Zhao, Y., Yang, S., Shen, J., Deng, K., Li, Q., Wang, Y. ... Ye, H. (2020). Interaction between regulatory T cells and mast cells via IL‑9 and TGF‑&beta; production. Oncology Letters, 20, 360.
Zhao, Y., Yang, S., Shen, J., Deng, K., Li, Q., Wang, Y., Cui, W., Ye, H."Interaction between regulatory T cells and mast cells via IL‑9 and TGF‑&beta; production". Oncology Letters 20.6 (2020): 360.

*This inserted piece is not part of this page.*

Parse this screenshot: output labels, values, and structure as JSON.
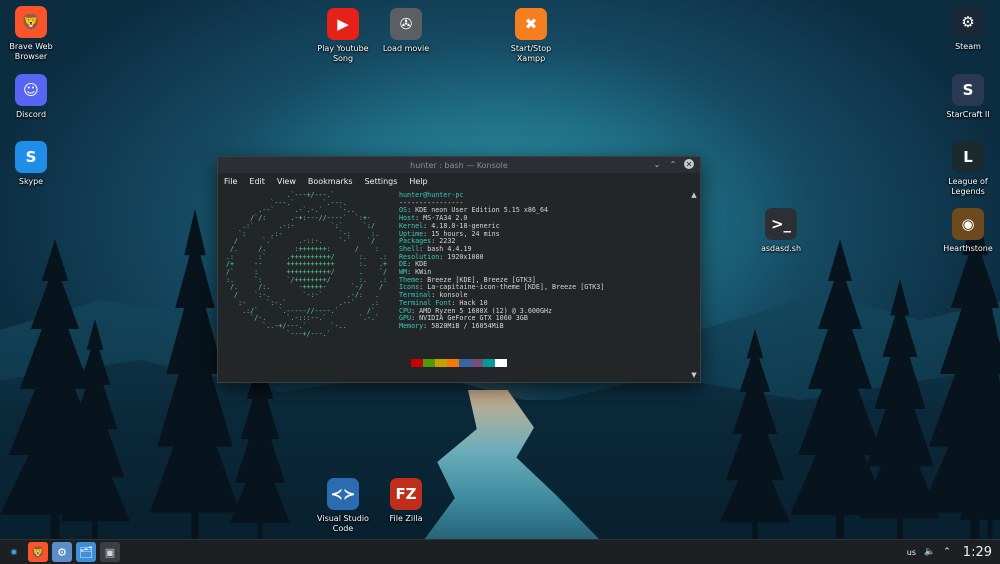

Zhao, Y., Yang, S., Shen, J., Deng, K., Li, Q., Wang, Y., Cui, W., Ye, H."Interaction between regulatory T cells and mast cells via IL‑9 and TGF‑&beta; production". Oncology Letters 20, no. 6 (2020): 360.